We didn’t go ice skating – my balance is lacking even without the drinks and balancing on two small blades! – but love the difference in the atmosphere waking from a street market to this winter wonderland. I especially loved the large center pole and canopy of lights that marked this platform as a world unto itself!


After walking out the other end of the Wintertraum, you reach the entrance to the winding “Weihnachtamarkt” located just across the street. This market is both the most conventional and the most enthusiastically ‘Christmas’ Christmas market in Stuttgart.
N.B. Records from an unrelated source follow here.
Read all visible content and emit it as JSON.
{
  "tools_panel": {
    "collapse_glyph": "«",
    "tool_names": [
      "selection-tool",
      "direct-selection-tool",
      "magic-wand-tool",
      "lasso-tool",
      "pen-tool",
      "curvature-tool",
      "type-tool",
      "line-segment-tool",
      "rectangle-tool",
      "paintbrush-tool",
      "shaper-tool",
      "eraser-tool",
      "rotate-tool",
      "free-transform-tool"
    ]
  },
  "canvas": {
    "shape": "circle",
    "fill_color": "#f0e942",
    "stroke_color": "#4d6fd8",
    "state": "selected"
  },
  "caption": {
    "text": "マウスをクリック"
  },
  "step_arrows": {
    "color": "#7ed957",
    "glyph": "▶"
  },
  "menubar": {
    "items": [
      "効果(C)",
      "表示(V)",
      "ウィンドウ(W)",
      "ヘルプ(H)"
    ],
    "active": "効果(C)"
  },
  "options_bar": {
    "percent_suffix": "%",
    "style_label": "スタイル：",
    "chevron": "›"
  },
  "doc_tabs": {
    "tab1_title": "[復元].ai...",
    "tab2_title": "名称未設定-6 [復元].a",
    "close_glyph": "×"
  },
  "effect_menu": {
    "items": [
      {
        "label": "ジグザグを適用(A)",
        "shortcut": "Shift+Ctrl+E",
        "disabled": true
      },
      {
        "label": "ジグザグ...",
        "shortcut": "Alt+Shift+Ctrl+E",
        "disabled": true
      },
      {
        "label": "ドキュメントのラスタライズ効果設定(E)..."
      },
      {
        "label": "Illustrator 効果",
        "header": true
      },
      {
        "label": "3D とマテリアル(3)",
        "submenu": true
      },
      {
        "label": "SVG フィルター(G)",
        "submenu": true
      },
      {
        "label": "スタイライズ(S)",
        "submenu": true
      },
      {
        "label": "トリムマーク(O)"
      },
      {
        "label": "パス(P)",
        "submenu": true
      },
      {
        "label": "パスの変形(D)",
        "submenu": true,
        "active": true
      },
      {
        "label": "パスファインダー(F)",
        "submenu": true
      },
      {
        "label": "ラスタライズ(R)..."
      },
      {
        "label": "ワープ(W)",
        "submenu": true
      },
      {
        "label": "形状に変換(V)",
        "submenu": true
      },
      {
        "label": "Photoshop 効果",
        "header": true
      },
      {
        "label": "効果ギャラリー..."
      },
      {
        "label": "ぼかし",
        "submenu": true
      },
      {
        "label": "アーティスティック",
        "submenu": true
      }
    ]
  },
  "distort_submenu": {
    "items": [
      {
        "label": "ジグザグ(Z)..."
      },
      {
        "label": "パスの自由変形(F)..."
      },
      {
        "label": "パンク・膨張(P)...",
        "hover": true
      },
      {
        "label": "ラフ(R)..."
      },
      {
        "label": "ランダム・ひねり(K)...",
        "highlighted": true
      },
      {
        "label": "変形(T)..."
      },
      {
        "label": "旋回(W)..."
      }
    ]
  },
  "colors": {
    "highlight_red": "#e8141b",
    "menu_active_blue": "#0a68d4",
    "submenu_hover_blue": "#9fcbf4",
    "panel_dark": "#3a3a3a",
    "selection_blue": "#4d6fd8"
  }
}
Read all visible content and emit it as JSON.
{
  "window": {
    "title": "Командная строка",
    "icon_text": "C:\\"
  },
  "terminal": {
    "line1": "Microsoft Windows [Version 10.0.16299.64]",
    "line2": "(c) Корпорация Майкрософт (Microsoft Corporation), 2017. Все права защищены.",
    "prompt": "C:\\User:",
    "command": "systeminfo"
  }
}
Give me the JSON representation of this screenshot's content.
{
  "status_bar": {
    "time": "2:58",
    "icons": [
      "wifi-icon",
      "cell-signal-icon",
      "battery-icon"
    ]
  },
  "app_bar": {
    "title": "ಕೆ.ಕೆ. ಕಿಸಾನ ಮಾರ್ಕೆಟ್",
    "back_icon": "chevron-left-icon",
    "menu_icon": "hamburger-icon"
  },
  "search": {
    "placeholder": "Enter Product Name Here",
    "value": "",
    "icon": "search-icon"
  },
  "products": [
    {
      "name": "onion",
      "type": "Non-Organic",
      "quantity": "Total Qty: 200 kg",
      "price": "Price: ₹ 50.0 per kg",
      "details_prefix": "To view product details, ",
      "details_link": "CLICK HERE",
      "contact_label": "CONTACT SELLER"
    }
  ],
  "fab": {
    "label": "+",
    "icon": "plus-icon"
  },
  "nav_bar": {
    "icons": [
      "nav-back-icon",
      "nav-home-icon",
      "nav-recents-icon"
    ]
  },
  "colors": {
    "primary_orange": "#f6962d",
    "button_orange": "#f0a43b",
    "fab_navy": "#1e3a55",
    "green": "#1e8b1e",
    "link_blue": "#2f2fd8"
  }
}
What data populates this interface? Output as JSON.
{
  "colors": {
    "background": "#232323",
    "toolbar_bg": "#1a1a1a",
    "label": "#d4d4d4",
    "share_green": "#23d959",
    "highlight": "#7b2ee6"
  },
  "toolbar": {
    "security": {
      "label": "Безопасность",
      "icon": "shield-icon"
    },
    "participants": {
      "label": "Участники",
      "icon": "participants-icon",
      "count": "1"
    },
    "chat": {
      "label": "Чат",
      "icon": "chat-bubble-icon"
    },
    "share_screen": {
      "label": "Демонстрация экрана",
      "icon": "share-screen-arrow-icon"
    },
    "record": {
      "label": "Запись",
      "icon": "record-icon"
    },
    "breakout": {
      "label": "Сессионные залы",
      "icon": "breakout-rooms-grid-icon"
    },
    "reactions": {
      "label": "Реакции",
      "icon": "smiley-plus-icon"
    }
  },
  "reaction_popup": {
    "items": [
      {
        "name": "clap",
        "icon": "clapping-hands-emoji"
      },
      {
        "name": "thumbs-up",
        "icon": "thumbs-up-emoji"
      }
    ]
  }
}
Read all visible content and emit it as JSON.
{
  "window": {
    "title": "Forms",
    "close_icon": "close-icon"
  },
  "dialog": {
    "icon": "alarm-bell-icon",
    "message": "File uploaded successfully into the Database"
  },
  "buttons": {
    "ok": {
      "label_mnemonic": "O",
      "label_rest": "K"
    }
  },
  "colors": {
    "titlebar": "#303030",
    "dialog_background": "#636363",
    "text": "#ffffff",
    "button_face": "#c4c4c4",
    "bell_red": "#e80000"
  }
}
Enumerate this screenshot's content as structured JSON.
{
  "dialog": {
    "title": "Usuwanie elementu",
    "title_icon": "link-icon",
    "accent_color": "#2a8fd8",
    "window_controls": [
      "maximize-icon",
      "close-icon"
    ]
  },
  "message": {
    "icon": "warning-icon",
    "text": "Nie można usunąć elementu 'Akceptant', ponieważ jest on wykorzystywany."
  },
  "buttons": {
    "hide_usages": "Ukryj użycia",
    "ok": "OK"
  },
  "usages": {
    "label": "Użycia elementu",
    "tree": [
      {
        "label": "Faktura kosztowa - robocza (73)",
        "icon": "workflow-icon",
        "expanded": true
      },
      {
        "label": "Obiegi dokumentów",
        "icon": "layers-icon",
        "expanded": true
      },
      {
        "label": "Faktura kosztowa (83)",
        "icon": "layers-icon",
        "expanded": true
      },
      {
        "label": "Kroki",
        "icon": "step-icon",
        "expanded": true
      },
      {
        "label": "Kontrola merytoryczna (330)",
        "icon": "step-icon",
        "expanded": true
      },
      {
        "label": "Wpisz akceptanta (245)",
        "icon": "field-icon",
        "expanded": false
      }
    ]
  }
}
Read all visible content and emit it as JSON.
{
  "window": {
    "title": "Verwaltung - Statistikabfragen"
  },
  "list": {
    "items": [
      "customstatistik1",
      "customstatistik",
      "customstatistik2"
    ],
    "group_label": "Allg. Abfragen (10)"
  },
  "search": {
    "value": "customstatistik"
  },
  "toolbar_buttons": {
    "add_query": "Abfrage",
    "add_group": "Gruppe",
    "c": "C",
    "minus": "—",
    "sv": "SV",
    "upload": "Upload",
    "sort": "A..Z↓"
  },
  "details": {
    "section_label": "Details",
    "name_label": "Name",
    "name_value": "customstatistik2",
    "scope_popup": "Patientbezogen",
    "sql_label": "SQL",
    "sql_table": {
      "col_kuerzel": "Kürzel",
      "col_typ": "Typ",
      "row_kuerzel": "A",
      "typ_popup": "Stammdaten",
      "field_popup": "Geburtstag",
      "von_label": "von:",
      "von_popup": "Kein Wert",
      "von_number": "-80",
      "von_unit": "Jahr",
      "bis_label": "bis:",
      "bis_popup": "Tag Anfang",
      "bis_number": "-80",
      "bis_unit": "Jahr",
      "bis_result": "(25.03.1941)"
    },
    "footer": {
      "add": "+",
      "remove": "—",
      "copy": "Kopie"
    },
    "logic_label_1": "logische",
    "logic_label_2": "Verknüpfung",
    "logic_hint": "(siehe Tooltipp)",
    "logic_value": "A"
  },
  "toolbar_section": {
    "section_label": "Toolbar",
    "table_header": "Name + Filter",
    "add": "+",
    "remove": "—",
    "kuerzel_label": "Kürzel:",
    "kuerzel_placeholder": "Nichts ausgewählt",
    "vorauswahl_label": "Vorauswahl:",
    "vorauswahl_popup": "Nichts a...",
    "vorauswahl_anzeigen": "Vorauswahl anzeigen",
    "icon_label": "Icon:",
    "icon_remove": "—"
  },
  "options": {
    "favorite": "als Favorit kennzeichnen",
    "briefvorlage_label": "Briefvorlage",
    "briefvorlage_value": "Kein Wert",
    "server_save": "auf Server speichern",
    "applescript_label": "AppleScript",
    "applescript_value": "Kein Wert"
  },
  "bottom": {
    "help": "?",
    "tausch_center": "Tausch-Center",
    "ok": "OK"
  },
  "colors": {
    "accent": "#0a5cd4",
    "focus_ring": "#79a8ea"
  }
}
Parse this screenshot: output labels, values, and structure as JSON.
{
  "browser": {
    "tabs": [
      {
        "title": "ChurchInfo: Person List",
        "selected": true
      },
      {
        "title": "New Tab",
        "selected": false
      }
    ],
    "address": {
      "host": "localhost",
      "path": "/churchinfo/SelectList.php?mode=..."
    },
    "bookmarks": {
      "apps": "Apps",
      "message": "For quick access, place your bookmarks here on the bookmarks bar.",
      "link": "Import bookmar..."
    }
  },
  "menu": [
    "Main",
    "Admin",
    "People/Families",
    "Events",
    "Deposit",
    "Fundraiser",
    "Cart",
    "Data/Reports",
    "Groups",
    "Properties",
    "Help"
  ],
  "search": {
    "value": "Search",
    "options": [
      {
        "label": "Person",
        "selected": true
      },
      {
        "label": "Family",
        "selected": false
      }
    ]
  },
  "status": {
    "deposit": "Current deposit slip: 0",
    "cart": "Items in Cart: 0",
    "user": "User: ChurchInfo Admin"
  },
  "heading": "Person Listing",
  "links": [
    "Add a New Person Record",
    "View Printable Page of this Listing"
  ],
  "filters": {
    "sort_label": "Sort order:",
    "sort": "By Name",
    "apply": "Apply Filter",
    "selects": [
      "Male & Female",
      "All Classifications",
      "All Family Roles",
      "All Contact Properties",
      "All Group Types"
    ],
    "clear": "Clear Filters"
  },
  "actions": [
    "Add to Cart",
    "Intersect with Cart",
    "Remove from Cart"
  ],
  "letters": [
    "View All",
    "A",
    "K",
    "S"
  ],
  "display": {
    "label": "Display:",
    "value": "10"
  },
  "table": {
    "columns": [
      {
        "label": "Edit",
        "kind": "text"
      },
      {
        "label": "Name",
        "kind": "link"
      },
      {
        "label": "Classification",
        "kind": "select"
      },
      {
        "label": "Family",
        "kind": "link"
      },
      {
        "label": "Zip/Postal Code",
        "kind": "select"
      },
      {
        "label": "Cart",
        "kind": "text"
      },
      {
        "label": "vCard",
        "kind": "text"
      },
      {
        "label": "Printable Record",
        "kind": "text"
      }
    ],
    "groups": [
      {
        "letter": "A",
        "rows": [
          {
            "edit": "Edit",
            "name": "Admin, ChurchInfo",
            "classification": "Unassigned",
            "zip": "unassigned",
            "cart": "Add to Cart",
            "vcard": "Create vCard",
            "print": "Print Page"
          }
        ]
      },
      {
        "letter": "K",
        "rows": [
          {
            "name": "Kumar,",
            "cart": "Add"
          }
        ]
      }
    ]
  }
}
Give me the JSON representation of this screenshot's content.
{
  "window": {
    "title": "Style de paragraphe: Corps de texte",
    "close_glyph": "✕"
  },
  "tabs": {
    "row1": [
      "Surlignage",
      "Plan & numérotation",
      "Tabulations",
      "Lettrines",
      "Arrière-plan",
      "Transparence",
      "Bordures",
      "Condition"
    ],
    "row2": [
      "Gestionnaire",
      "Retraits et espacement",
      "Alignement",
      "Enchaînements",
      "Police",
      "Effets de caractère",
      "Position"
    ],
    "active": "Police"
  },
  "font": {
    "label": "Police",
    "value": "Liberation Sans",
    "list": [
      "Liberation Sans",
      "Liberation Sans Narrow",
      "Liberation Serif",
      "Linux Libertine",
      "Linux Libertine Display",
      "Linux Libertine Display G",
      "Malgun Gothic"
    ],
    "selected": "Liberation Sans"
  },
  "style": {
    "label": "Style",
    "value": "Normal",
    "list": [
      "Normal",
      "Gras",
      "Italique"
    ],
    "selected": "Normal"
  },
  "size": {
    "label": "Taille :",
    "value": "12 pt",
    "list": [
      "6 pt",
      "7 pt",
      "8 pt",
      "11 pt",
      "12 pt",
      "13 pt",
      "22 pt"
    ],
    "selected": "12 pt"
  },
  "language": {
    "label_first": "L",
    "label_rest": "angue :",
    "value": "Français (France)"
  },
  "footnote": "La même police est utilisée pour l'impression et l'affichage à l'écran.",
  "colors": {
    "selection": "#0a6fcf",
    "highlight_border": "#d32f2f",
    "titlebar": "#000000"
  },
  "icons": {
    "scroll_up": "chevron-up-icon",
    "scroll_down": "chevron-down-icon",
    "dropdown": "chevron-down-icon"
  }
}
Every booth brags an either whimsical or over the top decor as it winds its way around the church nestled at its center.

Again, here you will find another set of mugs but rather than whimsical, these mugs are sleekly designed and so well made, from afar Ryan swore they were made of metal. As it is, they are glass but striking enough that we ended up keeping both colors. Just look for the Moosehead singing Christmas carols in English and there you are!


Now, you find yourself in the one market that is the most dismissed: Stuttgart’s Antique market. If you follow Weihnachtamarkt past the bathrooms, you will see the entrance to this single long-house market.

Inside you won’t find your normal food and drink but there is a small cafe serving sausages or spaghetti as well as tea and coffee, but you will find a fairly good mix of normal antique market treasures and specialized Christmas booths. There were belt booths and jewelry booths, booths of odds and ends and one who had a huge display of carved stone and sculls.

We spent most of our time in the antique Christmas ornament booth. Here we found every example of ornament we had read about in the Rothenburg Christmas museum and seeing them all together, I was suddenly transported to my Great-grandma Lee’s house – I don’t think there was a single ornament on display that she hadn’t inherited and hung on her tree year after year.

Of course, if you are looking for quirky ware, you can find them here as well. The booths at the end had a wild assortment of dolls, trunks, and glittery beach-themed torso ornaments all side by side, ready to purchase.

If you are looking to visit, however, be quick! While the rest of the markets close down at 10, the Antique market shuts down promptly at 9.




As you step out of the antique market and head back to the rest of the festivities, you have to cross a tiny square surrounding the statue of “Kaiser Wilhelm Denkmal” which is in full is not miniature Christmas swing. The teepee square market. This single square market that sits flush against the enclosed antique one, is one of the smallest markets I have seen – so small, Ryan thinks it probably counts as an extension of the former because it is so small.

With the exception of its size, the thing that sets this small festival apart from the others I have described is in line with its tininess it had an almost unperturbed atmosphere. Unlike the extremely crowded and enthusiastic market across the street, and the family wonderland beyond that, neither the patrons nor the vendors here seemed in any rush or fuss to be made.

It was simply relaxed – an odd change to the usual hustle and bustle of the season.

But my favorite part? They had a teepee like structure in facing into the market with a fire burning inside. Just another relaxed place where people can sit and relax.


Honestly, all written out, I see five distinct markets market by their own terrain, mugs, and atmosphere, but thus far I am only counting this stop as two additional markets. What do you think? Let me know below!

This is Leave on the Wind, helping you soar.

Stuttgart: How many markets?